Since 1979 more than 125,000 animals have been treated by Wildlife Rescue.
Thanks to the support of individuals like you, Wildlife Rescue can provide a lifeline for animals in distress.
Spring and summer are a delicate time of year for ground-nesting birds like the Dark-eyed Junco, Hermit Thrushes, Sparrows, and Killdeer to name a few. One of the most common and easily forgotten human disturbances during spring is lawn mowing, which unknowingly harms wildlife, particularly ground-nesters!
Every year from around mid-March to late August, the lower mainland is filled with birds finding habitats, constructing nests, and nesting. For birds, their mating season is extremely important – after all, this is the period in which they lay eggs and watch their kids grow up!
Canada Geese mate for life and will return to the same location to nest year after year. The lack of available natural nesting sites has resulted in Canada Geese nesting on rooftops, even in busy urban environments.
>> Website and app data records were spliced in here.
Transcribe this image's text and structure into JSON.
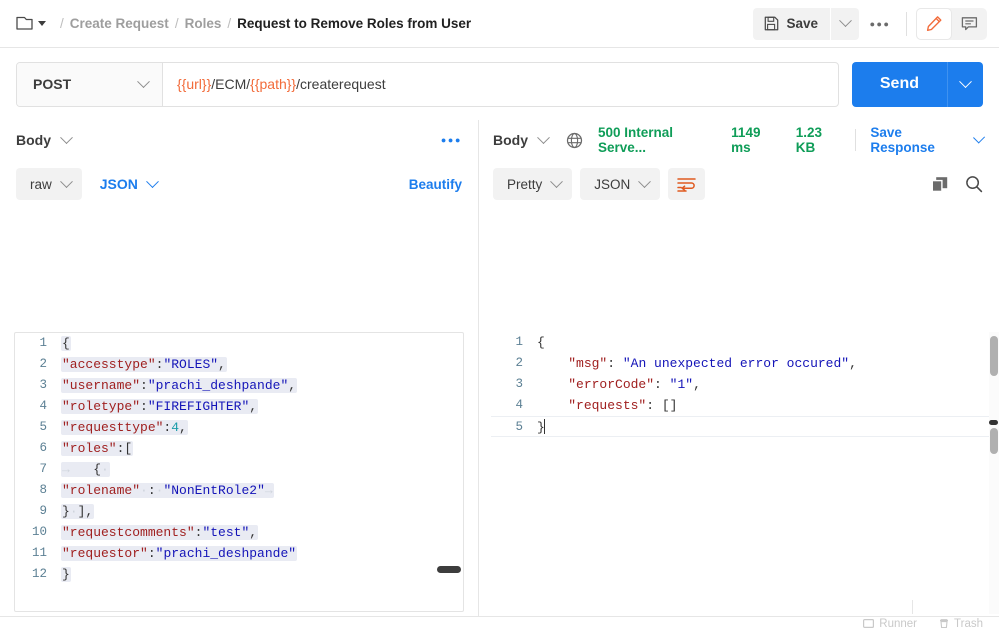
{
  "header": {
    "breadcrumb": {
      "folder_icon": "folder-icon",
      "caret_icon": "caret-down-icon",
      "sep": "/",
      "items": [
        {
          "label": "Create Request",
          "current": false
        },
        {
          "label": "Roles",
          "current": false
        },
        {
          "label": "Request to Remove Roles from User",
          "current": true
        }
      ]
    },
    "save_label": "Save",
    "save_icon": "floppy-disk-icon",
    "save_caret_icon": "chevron-down-icon",
    "more_label": "000",
    "more_icon": "ellipsis-icon",
    "edit_icon": "pencil-icon",
    "comment_icon": "comment-icon"
  },
  "request": {
    "method": "POST",
    "method_caret_icon": "chevron-down-icon",
    "url_parts": [
      {
        "text": "{{url}}",
        "variable": true
      },
      {
        "text": "/ECM/",
        "variable": false
      },
      {
        "text": "{{path}}",
        "variable": true
      },
      {
        "text": "/createrequest",
        "variable": false
      }
    ],
    "url_full": "{{url}}/ECM/{{path}}/createrequest",
    "send_label": "Send",
    "send_caret_icon": "chevron-down-icon"
  },
  "request_body": {
    "section_title": "Body",
    "section_caret_icon": "chevron-down-icon",
    "more_icon": "ellipsis-icon",
    "mode_label": "raw",
    "mode_caret_icon": "chevron-down-icon",
    "lang_label": "JSON",
    "lang_caret_icon": "chevron-down-icon",
    "beautify_label": "Beautify",
    "lines": [
      {
        "no": "1",
        "tokens": [
          {
            "t": "{",
            "c": "p"
          }
        ]
      },
      {
        "no": "2",
        "tokens": [
          {
            "t": "\"accesstype\"",
            "c": "k"
          },
          {
            "t": ":",
            "c": "p"
          },
          {
            "t": "\"ROLES\"",
            "c": "s"
          },
          {
            "t": ",",
            "c": "p"
          }
        ]
      },
      {
        "no": "3",
        "tokens": [
          {
            "t": "\"username\"",
            "c": "k"
          },
          {
            "t": ":",
            "c": "p"
          },
          {
            "t": "\"prachi_deshpande\"",
            "c": "s"
          },
          {
            "t": ",",
            "c": "p"
          }
        ]
      },
      {
        "no": "4",
        "tokens": [
          {
            "t": "\"roletype\"",
            "c": "k"
          },
          {
            "t": ":",
            "c": "p"
          },
          {
            "t": "\"FIREFIGHTER\"",
            "c": "s"
          },
          {
            "t": ",",
            "c": "p"
          }
        ]
      },
      {
        "no": "5",
        "tokens": [
          {
            "t": "\"requesttype\"",
            "c": "k"
          },
          {
            "t": ":",
            "c": "p"
          },
          {
            "t": "4",
            "c": "n"
          },
          {
            "t": ",",
            "c": "p"
          }
        ]
      },
      {
        "no": "6",
        "tokens": [
          {
            "t": "\"roles\"",
            "c": "k"
          },
          {
            "t": ":[",
            "c": "p"
          }
        ]
      },
      {
        "no": "7",
        "tokens": [
          {
            "t": "→",
            "c": "ws"
          },
          {
            "t": "   ",
            "c": "p"
          },
          {
            "t": "{",
            "c": "p"
          },
          {
            "t": "·",
            "c": "ws"
          }
        ]
      },
      {
        "no": "8",
        "tokens": [
          {
            "t": "\"rolename\"",
            "c": "k"
          },
          {
            "t": "·",
            "c": "ws"
          },
          {
            "t": ":",
            "c": "p"
          },
          {
            "t": "·",
            "c": "ws"
          },
          {
            "t": "\"NonEntRole2\"",
            "c": "s"
          },
          {
            "t": "→",
            "c": "ws"
          }
        ]
      },
      {
        "no": "9",
        "tokens": [
          {
            "t": "}",
            "c": "p"
          },
          {
            "t": "·",
            "c": "ws"
          },
          {
            "t": "],",
            "c": "p"
          }
        ]
      },
      {
        "no": "10",
        "tokens": [
          {
            "t": "\"requestcomments\"",
            "c": "k"
          },
          {
            "t": ":",
            "c": "p"
          },
          {
            "t": "\"test\"",
            "c": "s"
          },
          {
            "t": ",",
            "c": "p"
          }
        ]
      },
      {
        "no": "11",
        "tokens": [
          {
            "t": "\"requestor\"",
            "c": "k"
          },
          {
            "t": ":",
            "c": "p"
          },
          {
            "t": "\"prachi_deshpande\"",
            "c": "s"
          }
        ]
      },
      {
        "no": "12",
        "tokens": [
          {
            "t": "}",
            "c": "p"
          }
        ]
      }
    ]
  },
  "response": {
    "section_title": "Body",
    "section_caret_icon": "chevron-down-icon",
    "globe_icon": "globe-icon",
    "status": "500 Internal Serve...",
    "status_color": "#0f9d58",
    "time": "1149 ms",
    "size": "1.23 KB",
    "save_response_label": "Save Response",
    "save_response_caret_icon": "chevron-down-icon",
    "view_label": "Pretty",
    "view_caret_icon": "chevron-down-icon",
    "lang_label": "JSON",
    "lang_caret_icon": "chevron-down-icon",
    "wrap_icon": "word-wrap-icon",
    "copy_icon": "copy-icon",
    "search_icon": "search-icon",
    "lines": [
      {
        "no": "1",
        "tokens": [
          {
            "t": "{",
            "c": "p"
          }
        ]
      },
      {
        "no": "2",
        "tokens": [
          {
            "t": "    ",
            "c": "p"
          },
          {
            "t": "\"msg\"",
            "c": "k"
          },
          {
            "t": ": ",
            "c": "p"
          },
          {
            "t": "\"An unexpected error occured\"",
            "c": "s"
          },
          {
            "t": ",",
            "c": "p"
          }
        ]
      },
      {
        "no": "3",
        "tokens": [
          {
            "t": "    ",
            "c": "p"
          },
          {
            "t": "\"errorCode\"",
            "c": "k"
          },
          {
            "t": ": ",
            "c": "p"
          },
          {
            "t": "\"1\"",
            "c": "s"
          },
          {
            "t": ",",
            "c": "p"
          }
        ]
      },
      {
        "no": "4",
        "tokens": [
          {
            "t": "    ",
            "c": "p"
          },
          {
            "t": "\"requests\"",
            "c": "k"
          },
          {
            "t": ": []",
            "c": "p"
          }
        ]
      },
      {
        "no": "5",
        "tokens": [
          {
            "t": "}",
            "c": "p"
          }
        ]
      }
    ]
  },
  "footer": {
    "runner_label": "Runner",
    "runner_icon": "runner-icon",
    "trash_label": "Trash",
    "trash_icon": "trash-icon"
  },
  "colors": {
    "accent_blue": "#1c7ded",
    "accent_orange": "#f26b3a",
    "status_green": "#0f9d58",
    "key_red": "#a02020",
    "string_blue": "#1414b8",
    "number_teal": "#1a9ca8",
    "line_number": "#5c8094",
    "highlight": "#e9ebf3"
  }
}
Here are some commonly asked questions regarding Canada Goose nesting season.
Every year, Wildlife Rescue provides care to hundreds of wildlife impacted by glue traps and flypaper. These inhumane methods to prevent unwanted guests inside and outside our homes causes horrific injuries and sometimes death to vulnerable wildlife.
Bats can live in a variety of habitats including deserts, woodlands, caves, suburban communities, and cities. Because they are nocturnal, they hunt at night and roost during the day. Bats play an important role in our environment directly and behind-the-scenes. Bats help pollinate plants and at night they act as “pest control agents” eating thousands of mosquitoes and other insects in an hour.
Wildlife Rescue is currently admitting record-breaking numbers of Pine Siskins showing symptoms of Salmonella infection. Here are some commonly asked questions regarding this outbreak answered!
It is an irruptive year for Pine Siskins! Each Winter, these nomadic finches range widely and erratically across North America, their migrations heavily food driven. These past few months, dense flocks of siskins have been seen across the Pacific Northwest. It is believed that the staggering numbers of Pine Siskins are due to a shortage of food in the northern range of siskins in Canada’s boreal forest.
Hummingbirds – a crowd favourite, miniature acrobats that dart and dip, hunting for high-energy foods.
Although these tiny birds weigh less than a loonie (averaging between 3 and 6 grams), hummingbirds need to be almost constantly eating. Hummingbirds flap their wings 50 times or more per second in order to maintain their signature hovering flight. Undoubtedly, this requires an immense amount of energy. In order to fuel their flight, hummingbirds consume half their body weight in pure sugar every day!
This time of year, wildlife needs your help more than ever. Whether it is because they are late migrators, cold winter snaps, or they just do not have enough body fat to stay warm.
We can do our part and help winter wildlife thrive in the winter months!
While the nights get longer and the weather gets colder, bats seek out places to hibernate. Bats may seek out abandoned mines, caves, and other shelters like peoples’ homes, barns, and garages.
While having a bat sharing the same space with you may seem a little scary, bats seek the shelter of your spaces, for survival. Micro species of bats, like Little Brown Bats, are vulnerable to predators that do not hibernate, like raccoons and owls.